Running for fitness or competition might appear like a simple activity, yet up to 50 % of all runners can get some kind of injury each year. That injury may be minor and they run through it until it improves or it might be serious enough for them to have to quit running or jogging. The most common cause of these running injuries is that the runner simply over did the running. They ran too much before the body is given time to adapt or get used to the distances being run. Each time that a load is applied to the body it is very important give it a rest before applying another load by going for another run. If too much load is applied before recuperation from a earlier workout, any damage get exacerbated and this could progress into an injury. Rest is equally as important as the training runs and that is how fitness and strength is increased and is also how an injury is averted.

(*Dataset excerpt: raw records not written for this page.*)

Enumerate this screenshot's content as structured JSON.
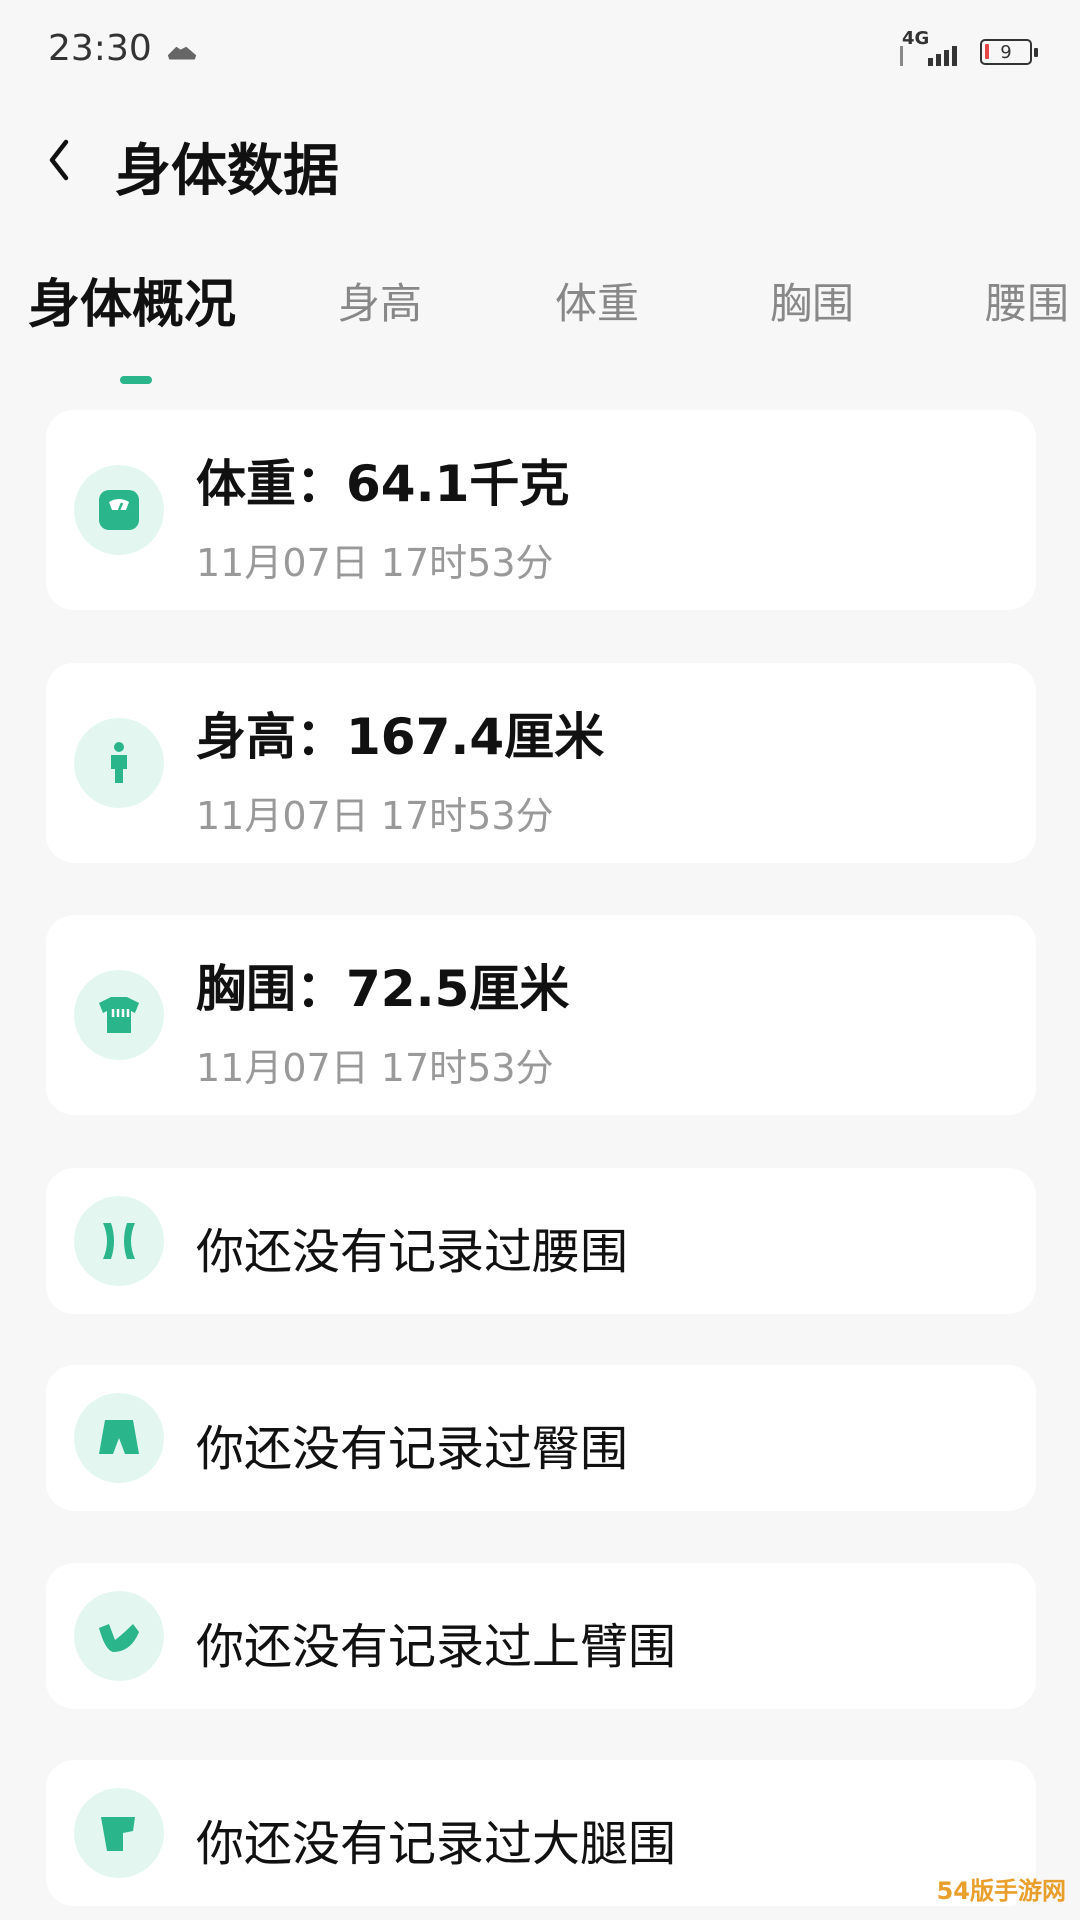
{
  "status_bar": {
    "time": "23:30",
    "network": "4G",
    "battery": "9"
  },
  "header": {
    "title": "身体数据"
  },
  "tabs": [
    {
      "label": "身体概况",
      "active": true
    },
    {
      "label": "身高",
      "active": false
    },
    {
      "label": "体重",
      "active": false
    },
    {
      "label": "胸围",
      "active": false
    },
    {
      "label": "腰围",
      "active": false
    }
  ],
  "records": [
    {
      "icon": "scale-icon",
      "title": "体重：64.1千克",
      "time": "11月07日 17时53分"
    },
    {
      "icon": "person-icon",
      "title": "身高：167.4厘米",
      "time": "11月07日 17时53分"
    },
    {
      "icon": "shirt-icon",
      "title": "胸围：72.5厘米",
      "time": "11月07日 17时53分"
    }
  ],
  "empty_records": [
    {
      "icon": "waist-icon",
      "text": "你还没有记录过腰围"
    },
    {
      "icon": "shorts-icon",
      "text": "你还没有记录过臀围"
    },
    {
      "icon": "arm-icon",
      "text": "你还没有记录过上臂围"
    },
    {
      "icon": "thigh-icon",
      "text": "你还没有记录过大腿围"
    }
  ],
  "watermark": "54版手游网",
  "colors": {
    "accent": "#2bb58a",
    "icon_bg": "#e3f7f0",
    "background": "#f7f7f7"
  }
}
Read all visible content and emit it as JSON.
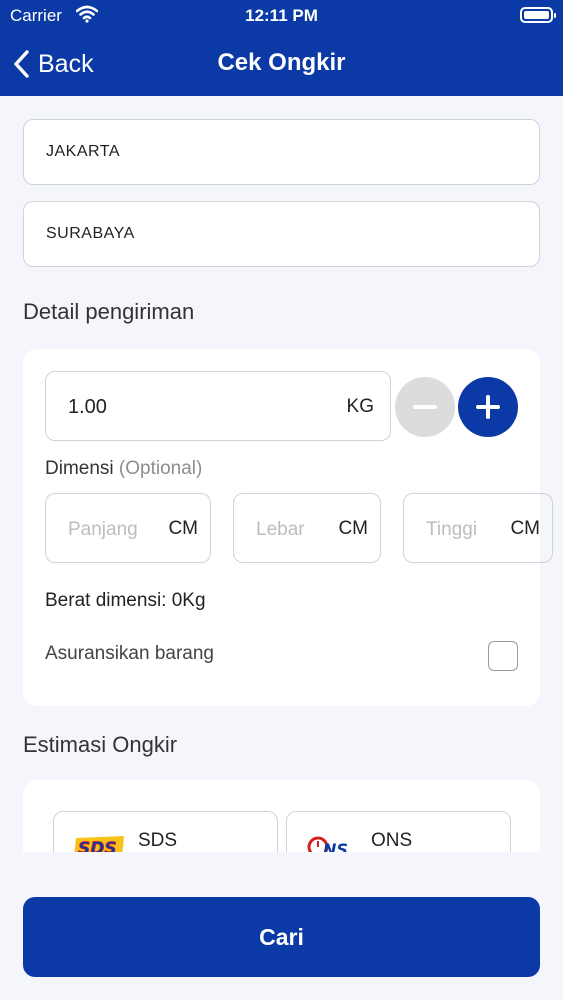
{
  "status_bar": {
    "carrier": "Carrier",
    "time": "12:11 PM"
  },
  "nav": {
    "back_label": "Back",
    "title": "Cek Ongkir"
  },
  "origin": {
    "value": "JAKARTA"
  },
  "destination": {
    "value": "SURABAYA"
  },
  "detail": {
    "title": "Detail pengiriman",
    "weight": {
      "value": "1.00",
      "unit": "KG"
    },
    "dimension_label": "Dimensi",
    "dimension_optional": "(Optional)",
    "dimensions": [
      {
        "placeholder": "Panjang",
        "unit": "CM"
      },
      {
        "placeholder": "Lebar",
        "unit": "CM"
      },
      {
        "placeholder": "Tinggi",
        "unit": "CM"
      }
    ],
    "berat_dimensi": "Berat dimensi: 0Kg",
    "insurance_label": "Asuransikan barang",
    "insurance_checked": false
  },
  "estimate": {
    "title": "Estimasi Ongkir",
    "couriers": [
      {
        "name": "SDS",
        "logo": "sds-logo"
      },
      {
        "name": "ONS",
        "logo": "ons-logo"
      }
    ]
  },
  "search_button": {
    "label": "Cari"
  },
  "colors": {
    "primary": "#0b3aa6",
    "background": "#f5f6fb",
    "border": "#cfd2d8",
    "minus_disabled": "#dcdcdc"
  }
}
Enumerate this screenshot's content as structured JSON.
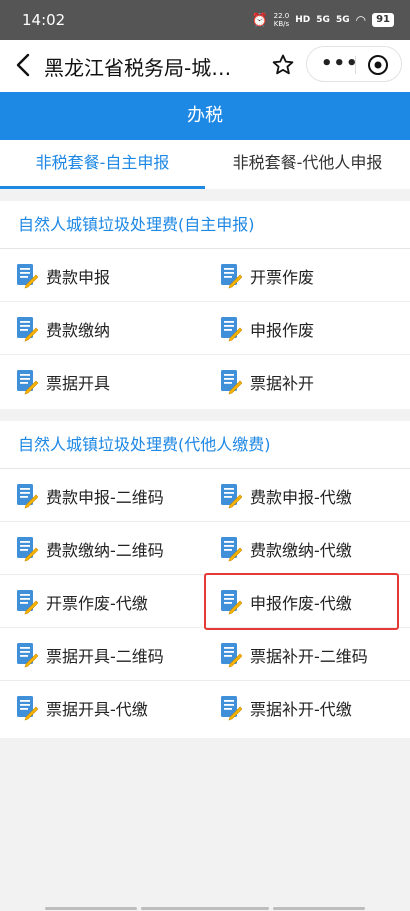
{
  "status_bar": {
    "time": "14:02",
    "net_speed_value": "22.0",
    "net_speed_unit": "KB/s",
    "hd_label": "HD",
    "signal_1": "5G",
    "signal_2": "5G",
    "battery": "91"
  },
  "title_bar": {
    "title": "黑龙江省税务局-城…"
  },
  "header": {
    "title": "办税"
  },
  "tabs": [
    {
      "label": "非税套餐-自主申报",
      "active": true
    },
    {
      "label": "非税套餐-代他人申报",
      "active": false
    }
  ],
  "sections": [
    {
      "title": "自然人城镇垃圾处理费(自主申报)",
      "items": [
        "费款申报",
        "开票作废",
        "费款缴纳",
        "申报作废",
        "票据开具",
        "票据补开"
      ]
    },
    {
      "title": "自然人城镇垃圾处理费(代他人缴费)",
      "items": [
        "费款申报-二维码",
        "费款申报-代缴",
        "费款缴纳-二维码",
        "费款缴纳-代缴",
        "开票作废-代缴",
        "申报作废-代缴",
        "票据开具-二维码",
        "票据补开-二维码",
        "票据开具-代缴",
        "票据补开-代缴"
      ]
    }
  ],
  "colors": {
    "accent": "#1e88e5",
    "highlight": "#e53935",
    "icon_blue": "#3f8fd9",
    "icon_pencil": "#f5b400"
  }
}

In addition to the too much too soon situation, biomechanics also has a role. This is the way that we run and different athletes do it in a different way. Different running techniques can load different tissues in a different way and load some tissues too much, so that when running that might be enough to cause a running injury. For example, disorders like medial tibial stress syndrome (shin splints) can occur when the width between the foot placement when running is too narrow. Runners with this condition might benefit from running with a wider base of gait. Another common biomechanical problem in runners is tight calf muscles. When running this will cause the arch of the foot to break down or flatten and may result in a numerous injuries like plantar fasciitis to runners knee. These runners may benefit the most from a calf muscle stretching rehab plan. The management of running injuries such as medial tibial stress syndrome is dependent upon the cause and should be geared towards that cause, whether its biomechanics to training load issues.